Rasheed worked for Amjad Farooqi, the Pakistani terrorist who engineered the two assassination attempts against Musharraf in December 2003 at the behest of al Qaeda leader Abu Faraj al Libi; Farooqi is suspected of involvement in other terror attacks as well. Farooqi was a member of the Sipah-e-Sahaba Pakistan; the Harkat-ul-Ansar and its successor, the Harkat-ul-Mujahideen; Harkat-ul-Jihad-al-Islami; and Jaish-e-Mohammed. He served as a close aide to Qari Saifullah Akhtar, the leader of the Harkat-ul-Jihad-al-Islami. In addition, Farooqi served as the group's representative to al Qaeda's International Islamic Front.
On April 15, 2012, the Movement of the Taliban in Pakistan launched a successful operation to free Rasheed and nearly 400 prisoners, including an estimated 200 Taliban fighters and jihadists, being held at a prison in Bannu. The operation was directed by Hakkemullah Mehsud, the emir of the Movement of the Taliban in Pakistan, and Waliur Rehman Mehsud, the group's emir for South Waziristan. More than 150 fighters assaulted the prison. Rasheed was later featured in a videotape celebrating the jailbreak.
Next to speak on the videotape announcing the formation of the Ansar al Aseer is Abdul Hakeem, a previously unknown Russian operative in the Islamic Movement of Uzbekistan. Hakeem chastised the Muslim Ummah, or community, for doing nothing to further the release of prisoners.

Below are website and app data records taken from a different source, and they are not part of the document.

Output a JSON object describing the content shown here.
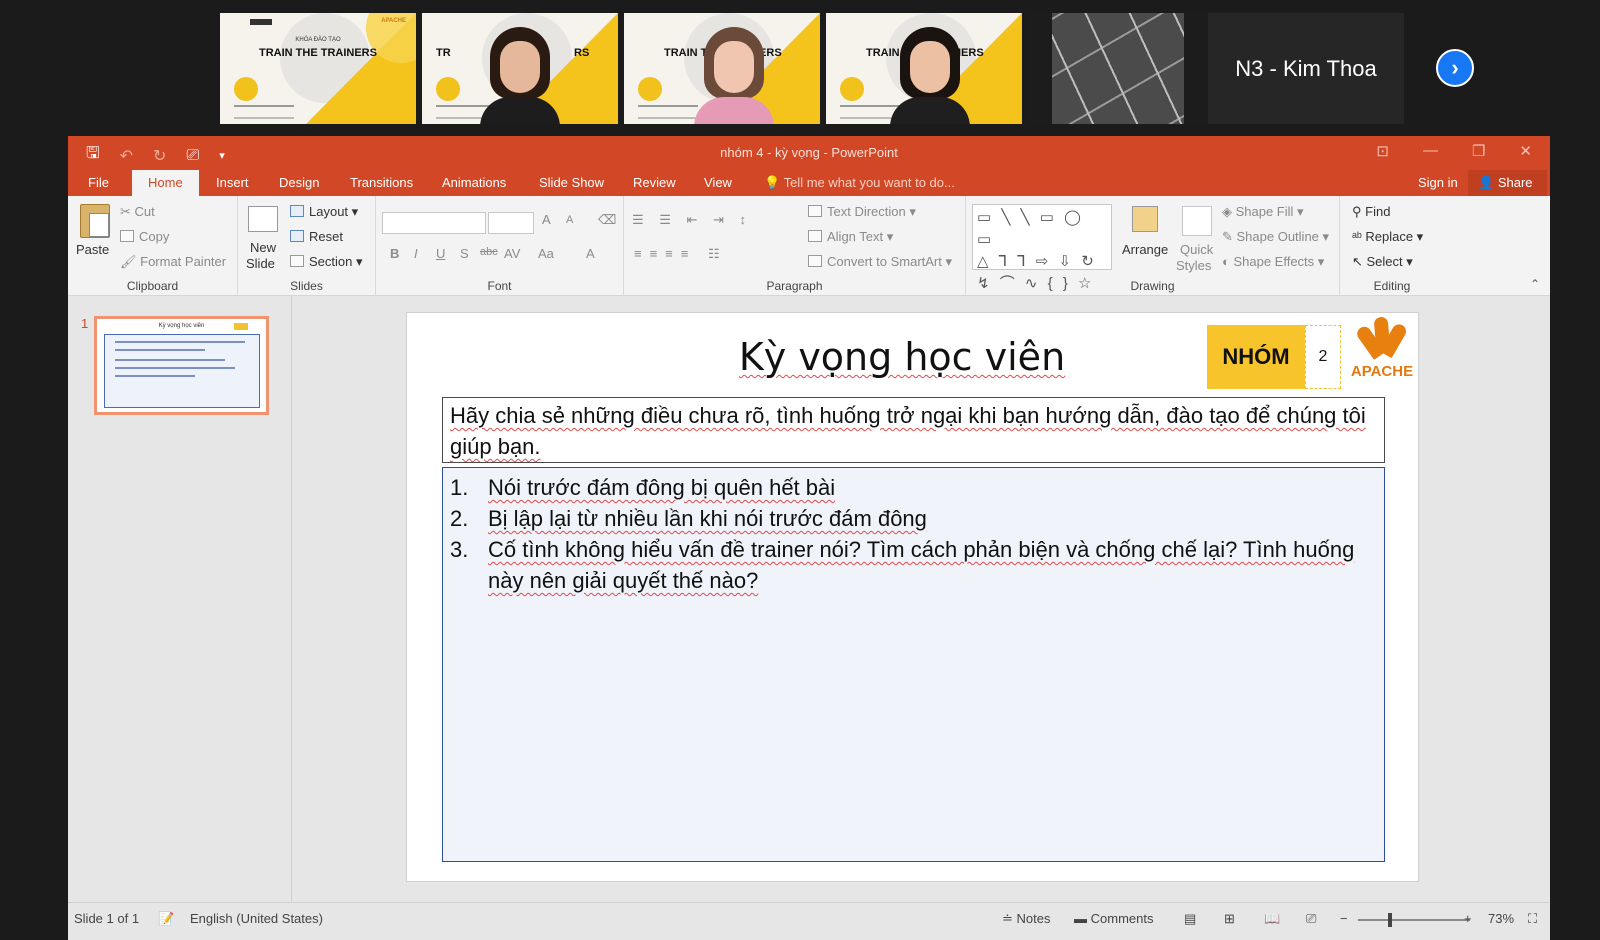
{
  "meeting": {
    "name_tile": "N3 - Kim Thoa",
    "slide_tile_sub": "KHÓA ĐÀO TẠO",
    "slide_tile_title": "TRAIN THE TRAINERS",
    "slide_tile_title_partial_1": "TR",
    "slide_tile_title_partial_1b": "RS",
    "slide_tile_title_partial_2": "TRAIN THE",
    "slide_tile_title_partial_2b": "IERS",
    "slide_tile_title_partial_3": "TRAIN",
    "slide_tile_title_partial_3b": "IERS",
    "tile_logo": "APACHE",
    "next_label": "›"
  },
  "window": {
    "title": "nhóm 4 - kỳ vọng - PowerPoint",
    "qat": {
      "save": "🖫",
      "undo": "↶",
      "redo": "↻",
      "present": "⎚",
      "more": "▾"
    },
    "controls": {
      "ribbon_display": "⊡",
      "minimize": "—",
      "restore": "❐",
      "close": "✕"
    }
  },
  "tabs": [
    "File",
    "Home",
    "Insert",
    "Design",
    "Transitions",
    "Animations",
    "Slide Show",
    "Review",
    "View"
  ],
  "active_tab": "Home",
  "tell_me": "Tell me what you want to do...",
  "sign_in": "Sign in",
  "share": "Share",
  "ribbon": {
    "clipboard": {
      "label": "Clipboard",
      "paste": "Paste",
      "cut": "Cut",
      "copy": "Copy",
      "format_painter": "Format Painter"
    },
    "slides": {
      "label": "Slides",
      "new_slide": "New",
      "new_slide_2": "Slide",
      "layout": "Layout",
      "reset": "Reset",
      "section": "Section"
    },
    "font": {
      "label": "Font",
      "font_name": "",
      "font_size": "",
      "grow": "A",
      "shrink": "A",
      "bold": "B",
      "italic": "I",
      "underline": "U",
      "strike": "S",
      "strike2": "abc",
      "spacing": "AV",
      "case": "Aa",
      "color": "A"
    },
    "paragraph": {
      "label": "Paragraph",
      "text_direction": "Text Direction",
      "align_text": "Align Text",
      "convert_smartart": "Convert to SmartArt"
    },
    "drawing": {
      "label": "Drawing",
      "arrange": "Arrange",
      "quick_styles": "Quick",
      "quick_styles_2": "Styles",
      "shape_fill": "Shape Fill",
      "shape_outline": "Shape Outline",
      "shape_effects": "Shape Effects",
      "shapes_row1": "▭ ╲ ╲ ▭ ◯ ▭",
      "shapes_row2": "△ ⅂ ⅂ ⇨ ⇩ ↻",
      "shapes_row3": "↯ ⌒ ∿ { } ☆"
    },
    "editing": {
      "label": "Editing",
      "find": "Find",
      "replace": "Replace",
      "select": "Select"
    }
  },
  "thumbnail": {
    "number": "1",
    "title": "Kỳ vọng học viên",
    "badge": "NHÓM"
  },
  "slide": {
    "title": "Kỳ vọng học viên",
    "badge": "NHÓM",
    "badge_number": "2",
    "logo": "APACHE",
    "prompt": "Hãy chia sẻ những điều chưa rõ, tình huống trở ngại khi bạn hướng dẫn, đào tạo để chúng tôi giúp bạn.",
    "items": [
      {
        "n": "1.",
        "text": "Nói trước đám đông bị quên hết bài"
      },
      {
        "n": "2.",
        "text": "Bị lập lại từ nhiều lần khi nói trước đám đông"
      },
      {
        "n": "3.",
        "text": "Cố tình không hiểu vấn đề trainer nói? Tìm cách phản biện và chống chế lại? Tình huống này nên giải quyết thế nào?"
      }
    ]
  },
  "status": {
    "slide_of": "Slide 1 of 1",
    "language": "English (United States)",
    "notes": "Notes",
    "comments": "Comments",
    "zoom_minus": "−",
    "zoom_plus": "+",
    "zoom": "73%"
  },
  "colors": {
    "accent": "#d24726",
    "badge": "#f8c42c",
    "logo": "#e07a10",
    "zoom_blue": "#1877f2"
  }
}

"Our beloved brothers and sisters have had to live in captivity," Hakeem complained. "When they spit, they spit blood. Yet this 1.5 billion-strong Ummah is doing nothing about it."
Hakeem also claimed he was detained by Pakistan's Inter-Services Intelligence Directorate, or ISI, and accused it of working in concert with the US.
"When I was in jail I witnessed how hypocritical the ISI agents were," he said. "This anti-Islamist institute of Pakistan fights against the Muslims standing shoulder to shoulder with the USA. When they interrogated us these two devils would work together."
Yassin Chouka praised jihadists who are in prison, but his statement takes a considerably more conciliatory position toward Muslims "who have not yet dedicated their love to the Muslim prisoners worldwide" than does Hakeem's.
"Look into your hearts and see whom you have dedicated your love to, whom you hate and whom you love," he advised. "Let me give you a piece of advice: Force your unconcerned soul to love the Muslim captives around the world."
Chouka, better known as Abu Ibrahim al Almani, is a German citizen originally from Morocco who, along with his brother Mounir, features frequently in the IMU's propaganda. In February 2011, Chouka released a report that described his travels from Europe to Pakistan, which included a stop in Yemen and several meetings with Anwar al Awlaki, the American-born terrorist who served as a senior ideologue and operational commander for al Qaeda in the Arabian Peninsula before his death in a Predator strike. Both of the Chouka brothers were added to the US's list of Specially Designated Global Terrorists in January 2012. [For more information on the Choukas, see LWJ report, US adds IMU, IJU operatives to list of global terrorists].